This is, in the end, the coming-of-age story, or rather coming-of-death, of a group of privileged boys (i.e. at one point Euronymous establishes a record store and a label with the help of his family) that, in a whirlwind of madness but also of the classic ego clash and contradictions typical of immaturity, such as in a key scene, in which the first adult confronting Varg, a journalist, fails to understand that he brags of being a satanist, a pagan and at the same time a Nazi! They made reality a terrifying legend to accompany their musical work.
Like Lords of Chaos, the film Leto, by Kirill Serebrennikov, was presented as part of Los Cabos’ B Side section, dedicated to music and its creators. Similarly based on some real characters as well as many lies, Leto takes us to the Soviet Union during the eighties and follows a group of young people in Leningrad who, influenced by foreign music, try to build their own scene. In the center are the singer and guitarist Mayk Naumenko (Roman Bilyk) and his wife Natasha (Irina Starshenbaum), who eventually meet the talented emergent musician with Asian features Viktor Tsoy (Teo Yoo), to star in a story with romantic overtones.
Leto is, undoubtedly, very valuable as a mere introduction to the music of Tosy and Naumenko, for those of us who didn’t have them on the radar, but also for other stylistic and thematic elements. Leto not only has a narrator who breaks the fourth wall to constantly warn us that what we just saw never really happened, but vibrates with purely visual and musical moments to give weight to the rhythms that influenced the Soviet youth at that time, for example “Psycho Killer” by Talking Heads, “The Passenger” by Iggy Pop, “Perfect Day” by Lou Reed and “All the Young Dudes”, written by David Bowie.

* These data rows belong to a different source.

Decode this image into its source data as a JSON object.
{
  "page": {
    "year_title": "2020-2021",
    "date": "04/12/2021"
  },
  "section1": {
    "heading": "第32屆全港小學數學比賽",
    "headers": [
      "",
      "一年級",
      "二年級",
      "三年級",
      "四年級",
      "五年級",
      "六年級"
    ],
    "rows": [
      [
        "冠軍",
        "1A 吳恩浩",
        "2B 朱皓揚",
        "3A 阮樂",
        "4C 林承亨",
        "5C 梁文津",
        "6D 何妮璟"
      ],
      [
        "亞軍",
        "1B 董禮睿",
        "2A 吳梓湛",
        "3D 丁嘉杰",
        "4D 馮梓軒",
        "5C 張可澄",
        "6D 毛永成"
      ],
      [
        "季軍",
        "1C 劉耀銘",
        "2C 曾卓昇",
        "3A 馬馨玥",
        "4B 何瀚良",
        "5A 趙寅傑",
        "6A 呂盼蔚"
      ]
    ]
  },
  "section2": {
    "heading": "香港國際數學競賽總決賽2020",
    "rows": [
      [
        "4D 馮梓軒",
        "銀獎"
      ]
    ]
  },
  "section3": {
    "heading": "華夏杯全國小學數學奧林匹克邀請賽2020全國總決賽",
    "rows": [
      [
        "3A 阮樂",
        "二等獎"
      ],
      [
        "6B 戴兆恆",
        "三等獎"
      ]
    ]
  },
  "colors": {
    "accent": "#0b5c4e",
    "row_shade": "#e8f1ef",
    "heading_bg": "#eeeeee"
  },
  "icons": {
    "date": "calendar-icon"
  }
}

These “music videos” within the film are irresistible, although perhaps the most significant is when Serebrennikov imagines what would have been a rock concert with electric guitars and the audience completely crazy in a repressed Soviet Union. Leto is unique when it exposes the talented young musicians affected by their context, at a time when they could suddenly be recruited for the army or were forced to submit the lyrics of their songs for the people in charge to dictate whether or not it was possible to play them in public (only songs that had a sociopolitical relevance were approved).
They were valuable musicians under the yoke that made them see from afar the rock ‘n’ roll stars that they admired so much… “What will we be able to offer to the English or Americans when they have already listened to the Beatles, the Rolling Stones and the Doors?”